Building shade–what ‘Shade crew’ does best. Also, the only thing ‘Shade crew’ does. We build the same structure over and over again in different sizes.
And when we’re not actively building shade, we’re usually talking about building shade or making fun of building shade. Shade, shade, shade.
But I also know I have no idea exactly who I’m going to be working with and what their stories will be. I’m bound to know some of the veterans, but there will be new people. I’ll have to struggle to relate to some of them, right alongside the ones that immediately feel like old friends. In a place where every drop of water and meal has to be transported directly to us and any waste we make has to leave with us, I’ll be aware of the space and energy my human life consumes in a way that’s harder to see at home where city infrastructure makes it nearly invisible.
The event itself is jarring after working with a few hundred people for weeks. Adding tens of thousands of strangers to the mix and every over-the-top accompaniment they can imagine requires me to open up again. If I don’t, I’ll just resent how our smaller community gets swallowed up and dispersed into the bizarrely contained chaos of Burn week.
So I find the friends from other states that I might only see there, try to spend quality time with them, lose them in the throng despite our best attempts at making plans, find them again, find new friends, be awed and disappointed by turns, and know in the end that after they leave and we take everything down and clean up the pieces, that I’m not going home the same person. Again.
I see things differently when I get back to my house. My priorities get examined with a new perspective. And after a few months, predictably, that dust-born clarity starts to fade as I get comfortable in my Fargo routine again. And that’s where the next year comes in.
There are still people in the Black Rock Desert this year. I can’t speak to how deep or frivolous their motivations are, but I know it’s a place and experience that speaks to them as well, and they’re doing what they can to tap into it.
For my part, I’m making up for lost time. I’m losing myself in growing things and watching the diversity of life that growth attracts. I get to pick my tomatoes off the vine this summer and watch the hummingbirds enjoy the late summer blooms. Moments I appreciate even more deeply thanks to the summers I spent away at Burning Man.

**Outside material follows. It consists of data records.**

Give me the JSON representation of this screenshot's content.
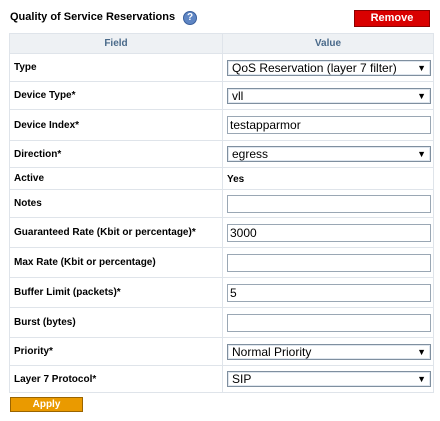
{
  "header": {
    "title": "Quality of Service Reservations",
    "help_glyph": "?",
    "remove_label": "Remove"
  },
  "table": {
    "col_field": "Field",
    "col_value": "Value"
  },
  "rows": {
    "type": {
      "label": "Type",
      "value": "QoS Reservation (layer 7 filter)"
    },
    "device_type": {
      "label": "Device Type*",
      "value": "vll"
    },
    "device_index": {
      "label": "Device Index*",
      "value": "testapparmor"
    },
    "direction": {
      "label": "Direction*",
      "value": "egress"
    },
    "active": {
      "label": "Active",
      "value": "Yes"
    },
    "notes": {
      "label": "Notes",
      "value": ""
    },
    "guaranteed_rate": {
      "label": "Guaranteed Rate (Kbit or percentage)*",
      "value": "3000"
    },
    "max_rate": {
      "label": "Max Rate (Kbit or percentage)",
      "value": ""
    },
    "buffer_limit": {
      "label": "Buffer Limit (packets)*",
      "value": "5"
    },
    "burst": {
      "label": "Burst (bytes)",
      "value": ""
    },
    "priority": {
      "label": "Priority*",
      "value": "Normal Priority"
    },
    "l7_protocol": {
      "label": "Layer 7 Protocol*",
      "value": "SIP"
    }
  },
  "footer": {
    "apply_label": "Apply"
  },
  "colors": {
    "remove": "#d90000",
    "apply": "#ea9a00",
    "header_bg": "#eef1f4"
  },
  "icons": {
    "help": "help-icon",
    "dropdown": "chevron-down-icon"
  }
}
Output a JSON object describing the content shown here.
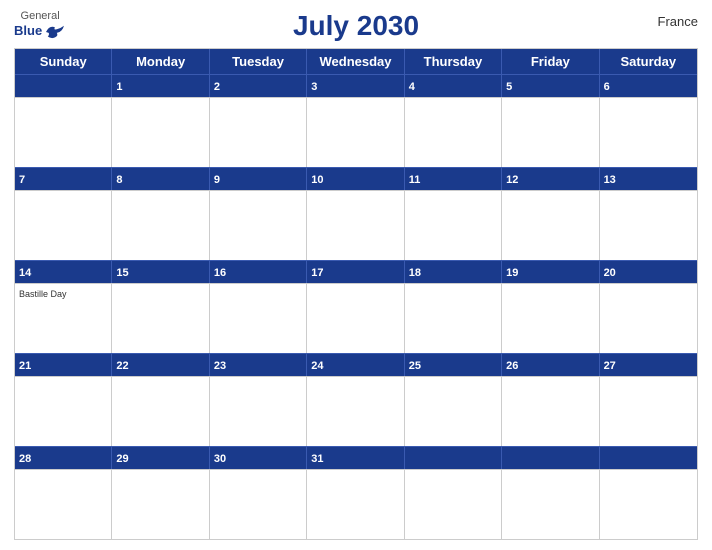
{
  "header": {
    "title": "July 2030",
    "country": "France",
    "logo": {
      "general": "General",
      "blue": "Blue"
    }
  },
  "days_of_week": [
    "Sunday",
    "Monday",
    "Tuesday",
    "Wednesday",
    "Thursday",
    "Friday",
    "Saturday"
  ],
  "weeks": [
    {
      "header_numbers": [
        "",
        "1",
        "2",
        "3",
        "4",
        "5",
        "6"
      ],
      "events": {}
    },
    {
      "header_numbers": [
        "7",
        "8",
        "9",
        "10",
        "11",
        "12",
        "13"
      ],
      "events": {}
    },
    {
      "header_numbers": [
        "14",
        "15",
        "16",
        "17",
        "18",
        "19",
        "20"
      ],
      "events": {
        "0": "Bastille Day"
      }
    },
    {
      "header_numbers": [
        "21",
        "22",
        "23",
        "24",
        "25",
        "26",
        "27"
      ],
      "events": {}
    },
    {
      "header_numbers": [
        "28",
        "29",
        "30",
        "31",
        "",
        "",
        ""
      ],
      "events": {}
    }
  ],
  "colors": {
    "header_bg": "#1a3a8c",
    "header_text": "#ffffff",
    "day_number": "#1a3a8c",
    "border": "#cccccc",
    "bg": "#ffffff"
  }
}
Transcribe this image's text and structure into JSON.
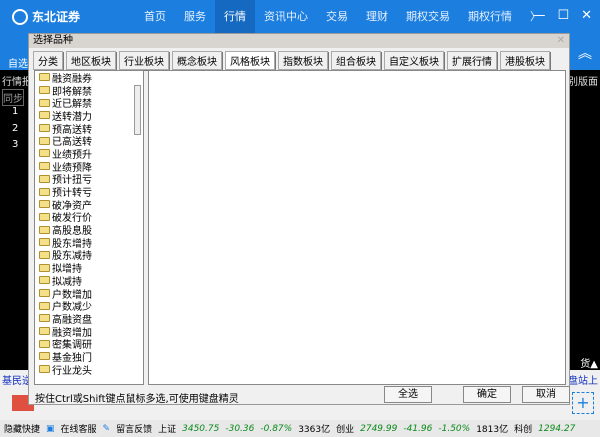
{
  "app": {
    "logo": "东北证券",
    "nav": [
      "首页",
      "服务",
      "行情",
      "资讯中心",
      "交易",
      "理财",
      "期权交易",
      "期权行情"
    ],
    "active_nav": "行情",
    "more": "〉",
    "min": "—",
    "max": "☐",
    "close": "✕"
  },
  "background": {
    "left_labels": [
      "自选",
      "行情报",
      "同步"
    ],
    "rows": [
      "1",
      "2",
      "3"
    ],
    "right_labels": [
      "别版面",
      "货▲",
      "盘站上"
    ],
    "bottom_left": "基民逆"
  },
  "dialog": {
    "title": "选择品种",
    "close": "✕",
    "tabs": [
      "分类",
      "地区板块",
      "行业板块",
      "概念板块",
      "风格板块",
      "指数板块",
      "组合板块",
      "自定义板块",
      "扩展行情",
      "港股板块"
    ],
    "active_tab": "风格板块",
    "items": [
      "融资融券",
      "即将解禁",
      "近已解禁",
      "送转潜力",
      "预高送转",
      "已高送转",
      "业绩预升",
      "业绩预降",
      "预计扭亏",
      "预计转亏",
      "破净资产",
      "破发行价",
      "高股息股",
      "股东增持",
      "股东减持",
      "拟增持",
      "拟减持",
      "户数增加",
      "户数减少",
      "高融资盘",
      "融资增加",
      "密集调研",
      "基金独门",
      "行业龙头"
    ],
    "hint": "按住Ctrl或Shift键点鼠标多选,可使用键盘精灵",
    "select_all": "全选",
    "ok": "确定",
    "cancel": "取消"
  },
  "status": {
    "hide": "隐藏快捷",
    "service": "在线客服",
    "feedback": "留言反馈",
    "sh": {
      "name": "上证",
      "value": "3450.75",
      "change": "-30.36",
      "pct": "-0.87%",
      "vol": "3363亿"
    },
    "cy": {
      "name": "创业",
      "value": "2749.99",
      "change": "-41.96",
      "pct": "-1.50%",
      "vol": "1813亿"
    },
    "kc": {
      "name": "科创",
      "value": "1294.27"
    }
  }
}
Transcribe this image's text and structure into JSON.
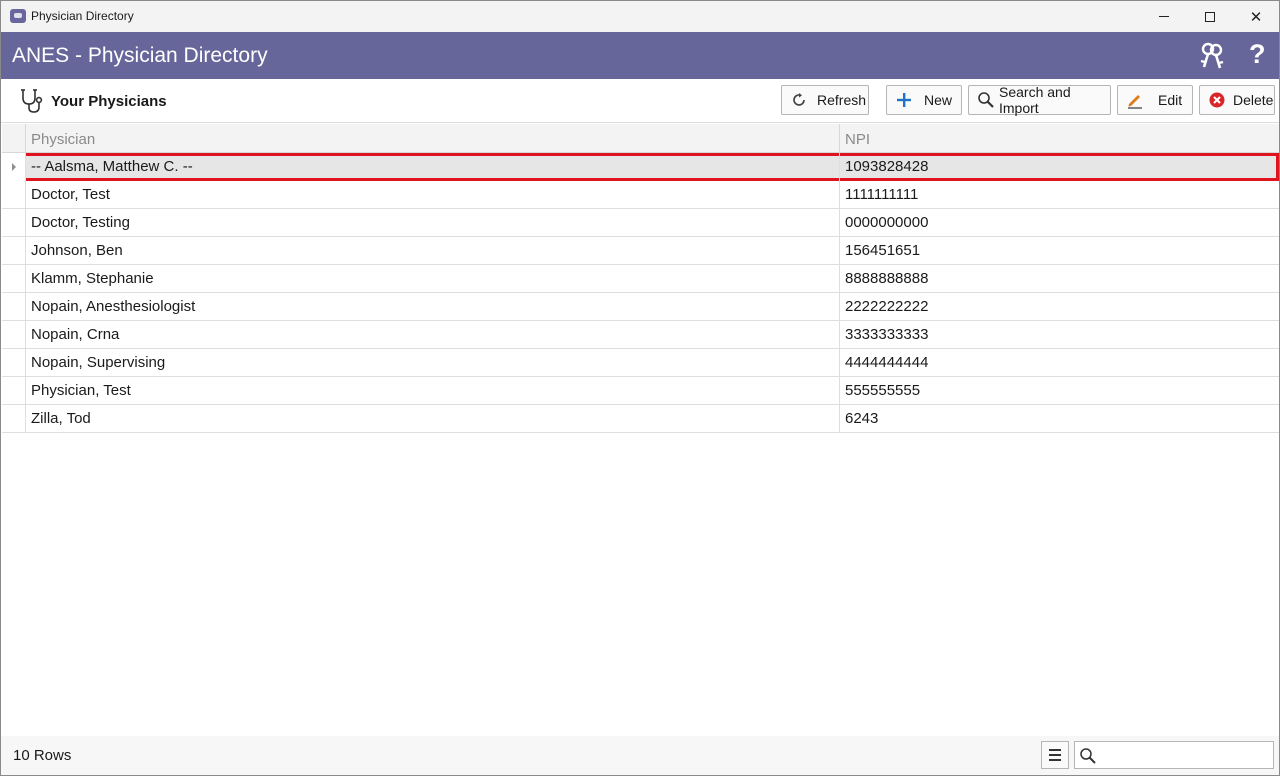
{
  "window": {
    "title": "Physician Directory",
    "controls": {
      "minimize": "minimize",
      "maximize": "maximize",
      "close": "✕"
    }
  },
  "banner": {
    "title": "ANES - Physician Directory",
    "help_label": "?",
    "icons": {
      "keys": "keys-icon",
      "help": "help-icon"
    }
  },
  "toolbar": {
    "title": "Your Physicians",
    "icon": "stethoscope-icon",
    "buttons": {
      "refresh": {
        "label": "Refresh",
        "icon": "refresh-icon"
      },
      "new": {
        "label": "New",
        "icon": "plus-icon"
      },
      "search_import": {
        "label": "Search and Import",
        "icon": "magnifier-icon"
      },
      "edit": {
        "label": "Edit",
        "icon": "pencil-icon"
      },
      "delete": {
        "label": "Delete",
        "icon": "delete-icon"
      }
    }
  },
  "grid": {
    "columns": {
      "physician": "Physician",
      "npi": "NPI"
    },
    "rows": [
      {
        "physician": "-- Aalsma, Matthew C. --",
        "npi": "1093828428",
        "selected": true
      },
      {
        "physician": "Doctor, Test",
        "npi": "1111111111"
      },
      {
        "physician": "Doctor, Testing",
        "npi": "0000000000"
      },
      {
        "physician": "Johnson, Ben",
        "npi": "156451651"
      },
      {
        "physician": "Klamm, Stephanie",
        "npi": "8888888888"
      },
      {
        "physician": "Nopain, Anesthesiologist",
        "npi": "2222222222"
      },
      {
        "physician": "Nopain, Crna",
        "npi": "3333333333"
      },
      {
        "physician": "Nopain, Supervising",
        "npi": "4444444444"
      },
      {
        "physician": "Physician, Test",
        "npi": "555555555"
      },
      {
        "physician": "Zilla, Tod",
        "npi": "6243"
      }
    ]
  },
  "status": {
    "row_count": "10 Rows",
    "search_value": "",
    "icons": {
      "menu": "hamburger-menu-icon",
      "search": "search-icon"
    }
  },
  "colors": {
    "banner": "#67669a",
    "selection_outline": "#e0141e",
    "selected_row": "#e6e6e6",
    "new_plus": "#1f74c8",
    "delete_red": "#d9262b",
    "edit_orange": "#e07a1b"
  }
}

The Arts Partnership’s CEO, Dayna Del Val, gets ready for a two-week writing retreat: